I find that my predecessor, in his Despatch No. 27,. of the 9th of April, 1845, stated it as his opinion that two regiments were required for the maintenance of these Islands, which would amount to a force, of about 2,000 men; but, after having now visited many portions of the Islands, I should recommend that the force here should be increased to 2,500 men. I make this recommendation under the belief that in four or five years time this force might be reduced to a single regiment, and that it would be advantageous to continue as rapidly as possible the formation of a local police force, composed in a great measure of Natives; which force I am now organizing with apparent success; The expenses of this force could, at the end of a few years, be defrayed from the revenues of the colony, and it would be one in every way suited to the service of this country. Indeed, I think it would in New Zealand be found more advantageous than any European force.
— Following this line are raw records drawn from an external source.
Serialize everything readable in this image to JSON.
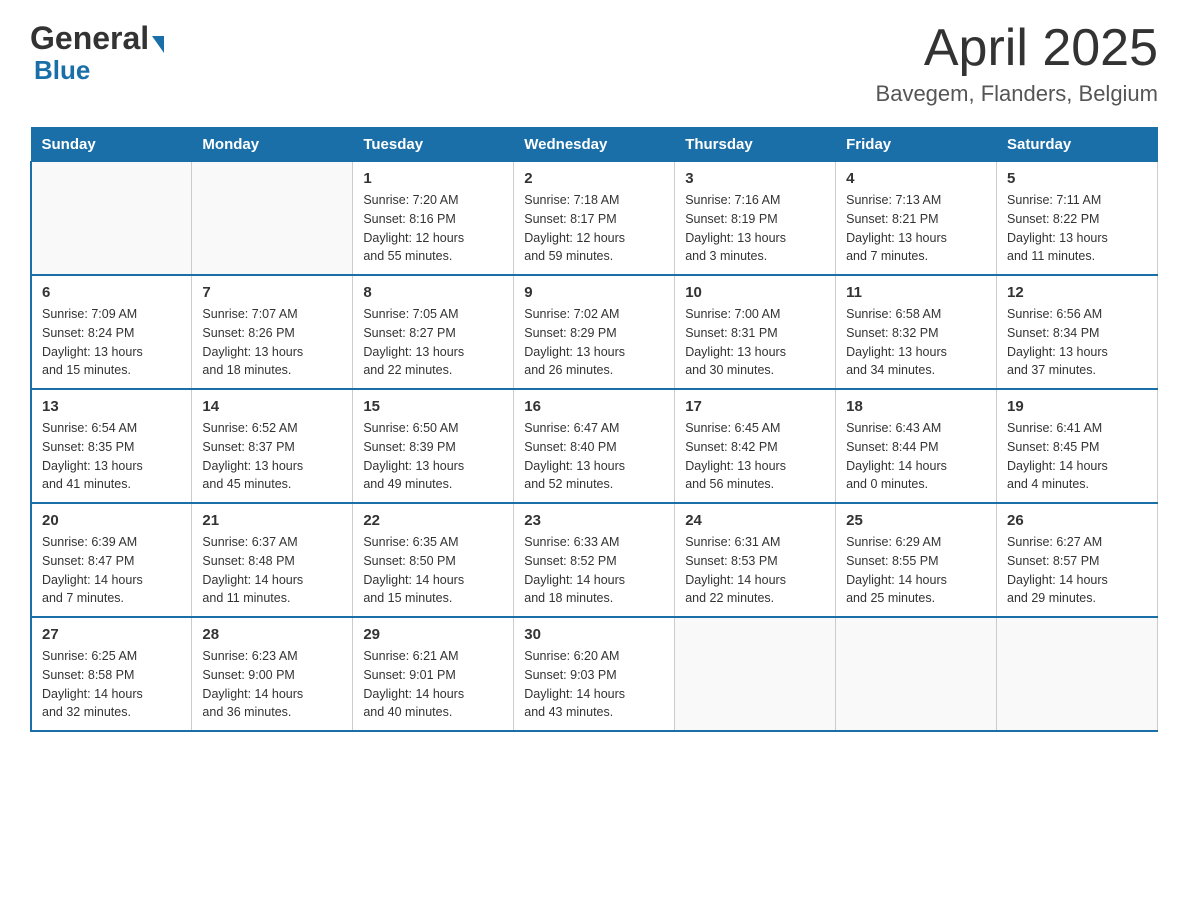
{
  "header": {
    "logo_general": "General",
    "logo_blue": "Blue",
    "month_title": "April 2025",
    "location": "Bavegem, Flanders, Belgium"
  },
  "days_of_week": [
    "Sunday",
    "Monday",
    "Tuesday",
    "Wednesday",
    "Thursday",
    "Friday",
    "Saturday"
  ],
  "weeks": [
    [
      {
        "day": "",
        "info": ""
      },
      {
        "day": "",
        "info": ""
      },
      {
        "day": "1",
        "info": "Sunrise: 7:20 AM\nSunset: 8:16 PM\nDaylight: 12 hours\nand 55 minutes."
      },
      {
        "day": "2",
        "info": "Sunrise: 7:18 AM\nSunset: 8:17 PM\nDaylight: 12 hours\nand 59 minutes."
      },
      {
        "day": "3",
        "info": "Sunrise: 7:16 AM\nSunset: 8:19 PM\nDaylight: 13 hours\nand 3 minutes."
      },
      {
        "day": "4",
        "info": "Sunrise: 7:13 AM\nSunset: 8:21 PM\nDaylight: 13 hours\nand 7 minutes."
      },
      {
        "day": "5",
        "info": "Sunrise: 7:11 AM\nSunset: 8:22 PM\nDaylight: 13 hours\nand 11 minutes."
      }
    ],
    [
      {
        "day": "6",
        "info": "Sunrise: 7:09 AM\nSunset: 8:24 PM\nDaylight: 13 hours\nand 15 minutes."
      },
      {
        "day": "7",
        "info": "Sunrise: 7:07 AM\nSunset: 8:26 PM\nDaylight: 13 hours\nand 18 minutes."
      },
      {
        "day": "8",
        "info": "Sunrise: 7:05 AM\nSunset: 8:27 PM\nDaylight: 13 hours\nand 22 minutes."
      },
      {
        "day": "9",
        "info": "Sunrise: 7:02 AM\nSunset: 8:29 PM\nDaylight: 13 hours\nand 26 minutes."
      },
      {
        "day": "10",
        "info": "Sunrise: 7:00 AM\nSunset: 8:31 PM\nDaylight: 13 hours\nand 30 minutes."
      },
      {
        "day": "11",
        "info": "Sunrise: 6:58 AM\nSunset: 8:32 PM\nDaylight: 13 hours\nand 34 minutes."
      },
      {
        "day": "12",
        "info": "Sunrise: 6:56 AM\nSunset: 8:34 PM\nDaylight: 13 hours\nand 37 minutes."
      }
    ],
    [
      {
        "day": "13",
        "info": "Sunrise: 6:54 AM\nSunset: 8:35 PM\nDaylight: 13 hours\nand 41 minutes."
      },
      {
        "day": "14",
        "info": "Sunrise: 6:52 AM\nSunset: 8:37 PM\nDaylight: 13 hours\nand 45 minutes."
      },
      {
        "day": "15",
        "info": "Sunrise: 6:50 AM\nSunset: 8:39 PM\nDaylight: 13 hours\nand 49 minutes."
      },
      {
        "day": "16",
        "info": "Sunrise: 6:47 AM\nSunset: 8:40 PM\nDaylight: 13 hours\nand 52 minutes."
      },
      {
        "day": "17",
        "info": "Sunrise: 6:45 AM\nSunset: 8:42 PM\nDaylight: 13 hours\nand 56 minutes."
      },
      {
        "day": "18",
        "info": "Sunrise: 6:43 AM\nSunset: 8:44 PM\nDaylight: 14 hours\nand 0 minutes."
      },
      {
        "day": "19",
        "info": "Sunrise: 6:41 AM\nSunset: 8:45 PM\nDaylight: 14 hours\nand 4 minutes."
      }
    ],
    [
      {
        "day": "20",
        "info": "Sunrise: 6:39 AM\nSunset: 8:47 PM\nDaylight: 14 hours\nand 7 minutes."
      },
      {
        "day": "21",
        "info": "Sunrise: 6:37 AM\nSunset: 8:48 PM\nDaylight: 14 hours\nand 11 minutes."
      },
      {
        "day": "22",
        "info": "Sunrise: 6:35 AM\nSunset: 8:50 PM\nDaylight: 14 hours\nand 15 minutes."
      },
      {
        "day": "23",
        "info": "Sunrise: 6:33 AM\nSunset: 8:52 PM\nDaylight: 14 hours\nand 18 minutes."
      },
      {
        "day": "24",
        "info": "Sunrise: 6:31 AM\nSunset: 8:53 PM\nDaylight: 14 hours\nand 22 minutes."
      },
      {
        "day": "25",
        "info": "Sunrise: 6:29 AM\nSunset: 8:55 PM\nDaylight: 14 hours\nand 25 minutes."
      },
      {
        "day": "26",
        "info": "Sunrise: 6:27 AM\nSunset: 8:57 PM\nDaylight: 14 hours\nand 29 minutes."
      }
    ],
    [
      {
        "day": "27",
        "info": "Sunrise: 6:25 AM\nSunset: 8:58 PM\nDaylight: 14 hours\nand 32 minutes."
      },
      {
        "day": "28",
        "info": "Sunrise: 6:23 AM\nSunset: 9:00 PM\nDaylight: 14 hours\nand 36 minutes."
      },
      {
        "day": "29",
        "info": "Sunrise: 6:21 AM\nSunset: 9:01 PM\nDaylight: 14 hours\nand 40 minutes."
      },
      {
        "day": "30",
        "info": "Sunrise: 6:20 AM\nSunset: 9:03 PM\nDaylight: 14 hours\nand 43 minutes."
      },
      {
        "day": "",
        "info": ""
      },
      {
        "day": "",
        "info": ""
      },
      {
        "day": "",
        "info": ""
      }
    ]
  ]
}
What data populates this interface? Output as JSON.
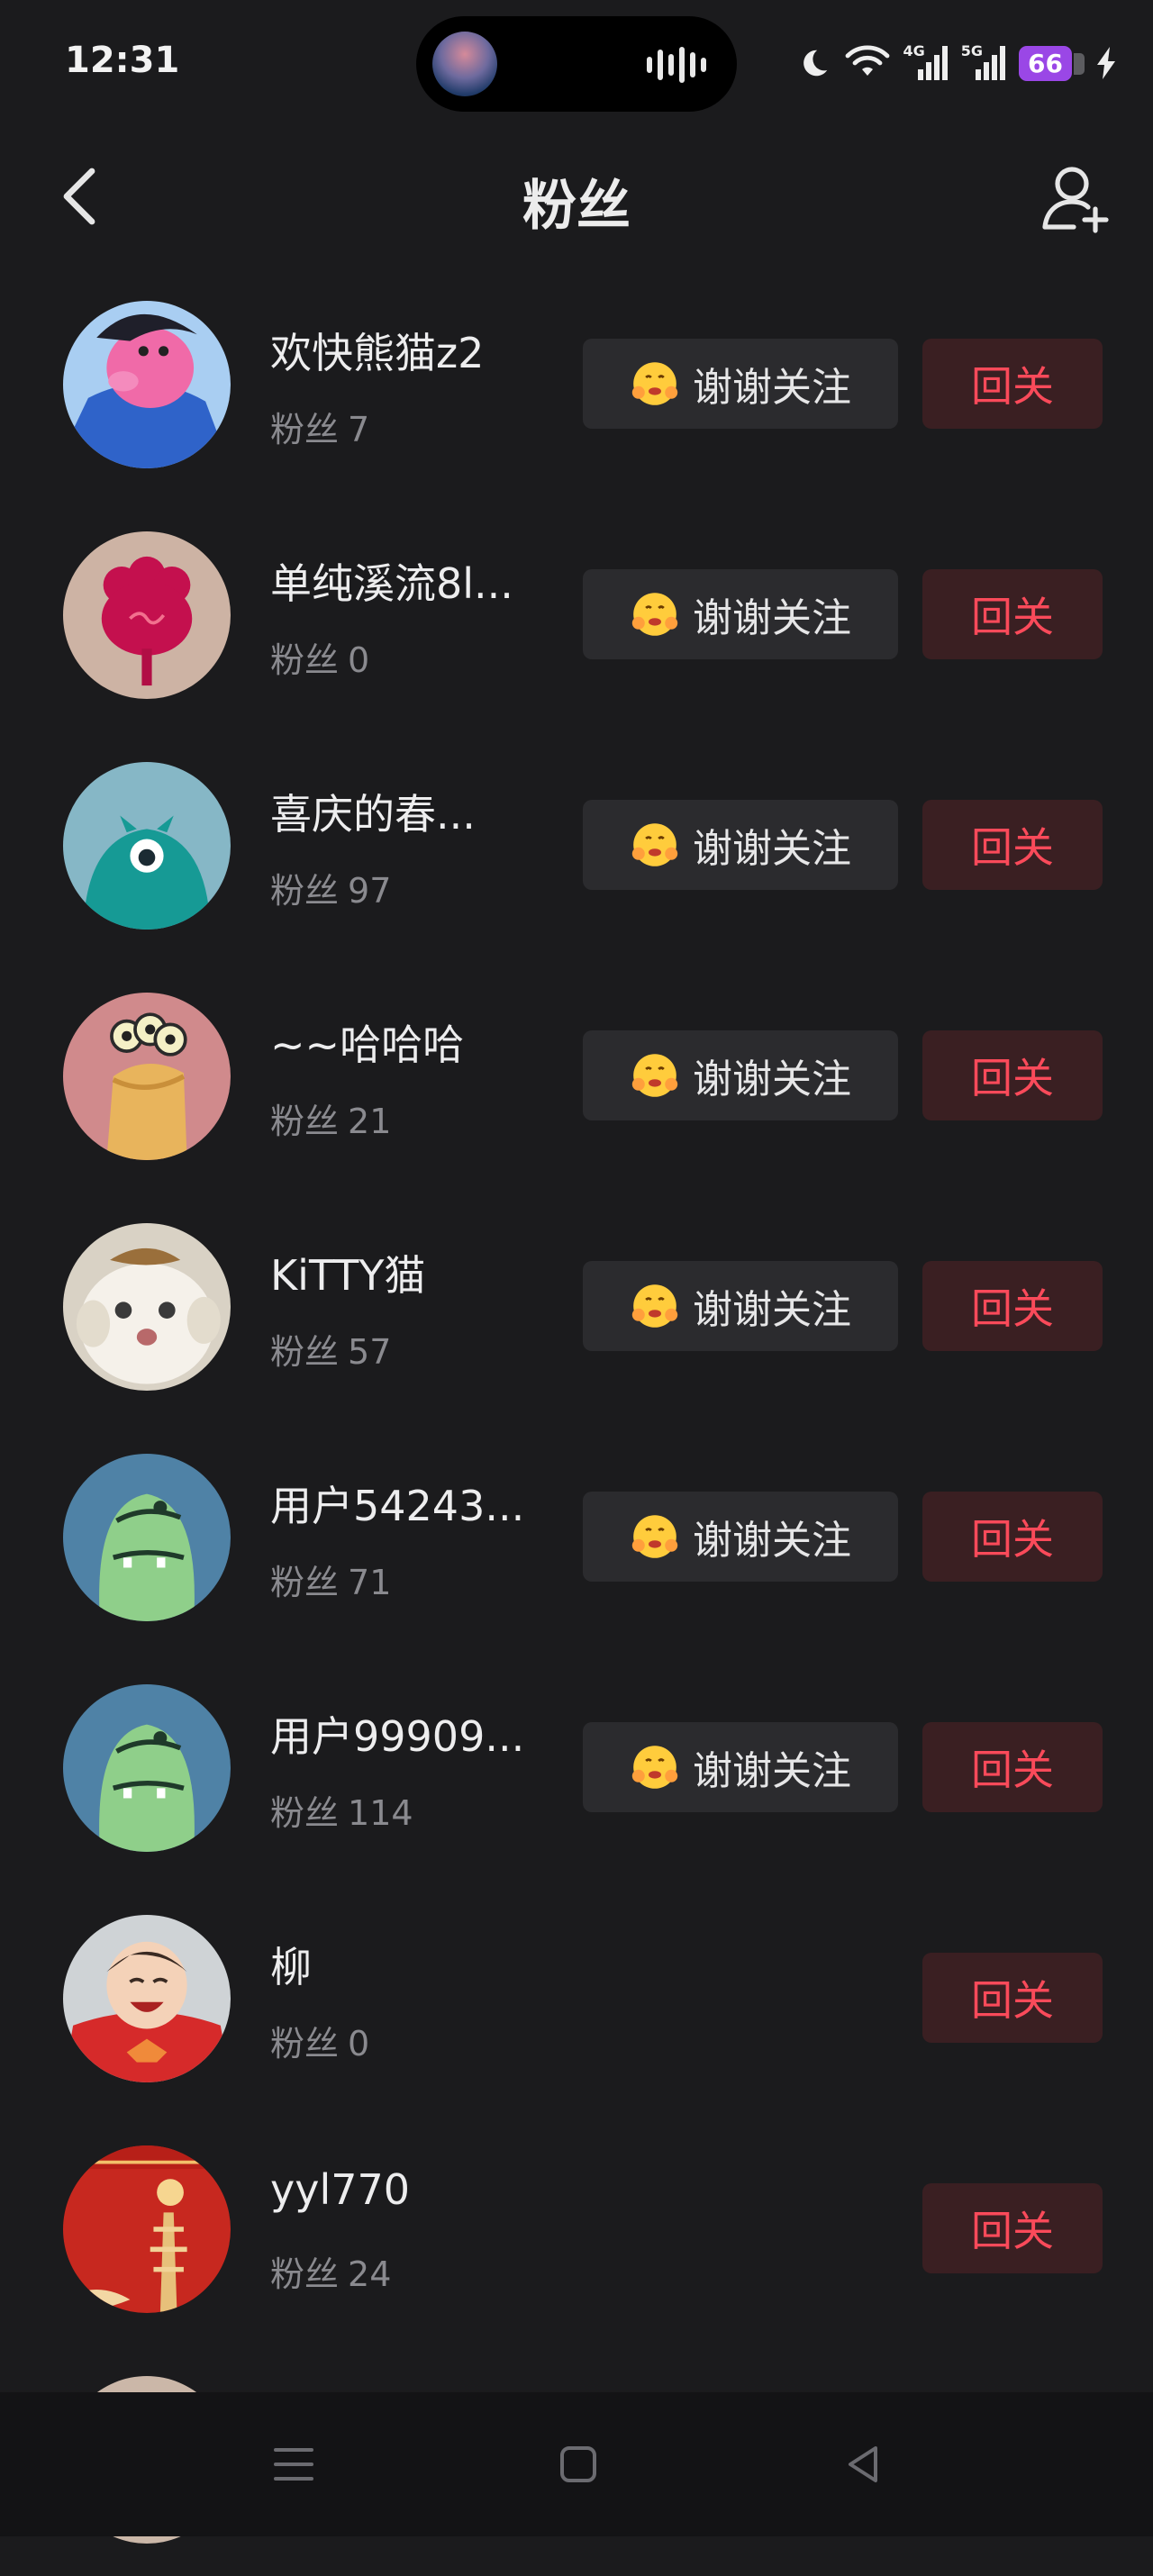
{
  "status_bar": {
    "time": "12:31",
    "net1": "4G",
    "net2": "5G",
    "battery": "66"
  },
  "header": {
    "title": "粉丝"
  },
  "labels": {
    "fans_prefix": "粉丝",
    "thanks": "谢谢关注",
    "follow_back": "回关"
  },
  "fans": [
    {
      "name": "欢快熊猫z2",
      "fans_count": "7",
      "thanks_button": true
    },
    {
      "name": "单纯溪流8l...",
      "fans_count": "0",
      "thanks_button": true
    },
    {
      "name": "喜庆的春...",
      "fans_count": "97",
      "thanks_button": true
    },
    {
      "name": "~~哈哈哈",
      "fans_count": "21",
      "thanks_button": true
    },
    {
      "name": "KiTTY猫",
      "fans_count": "57",
      "thanks_button": true
    },
    {
      "name": "用户54243...",
      "fans_count": "71",
      "thanks_button": true
    },
    {
      "name": "用户99909...",
      "fans_count": "114",
      "thanks_button": true
    },
    {
      "name": "柳",
      "fans_count": "0",
      "thanks_button": false
    },
    {
      "name": "yyl770",
      "fans_count": "24",
      "thanks_button": false
    }
  ],
  "colors": {
    "accent_red": "#fa4a5a",
    "follow_bg": "#3a1f22",
    "thanks_bg": "#2b2b2e",
    "battery": "#9a47e6"
  }
}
I beg to state to your Lordship that, however limited in number may be the force which Her. Majesty's Government may be able to place at my disposal, I will; do my utmost to conduct the service in such a way as to merit Her Majesty's approbation; but my fear is that, if a sufficient force is not at once stationed in the country, sanguinary and expensive, yet petty, wars may take place, which will entail on Great Britain a large and useless expenditure of blood and money, and retard the advancement of this country almost indefinitely; whilst on the other hand, should a sufficient force be at once sent here, I feel satisfied that no further disturbance of any consequence will take place, and that in a few years the country will be able to defray the expense of its own establishments.
I have, &c.,
G. Grey.The Eight Hon Lord Stanley, &c.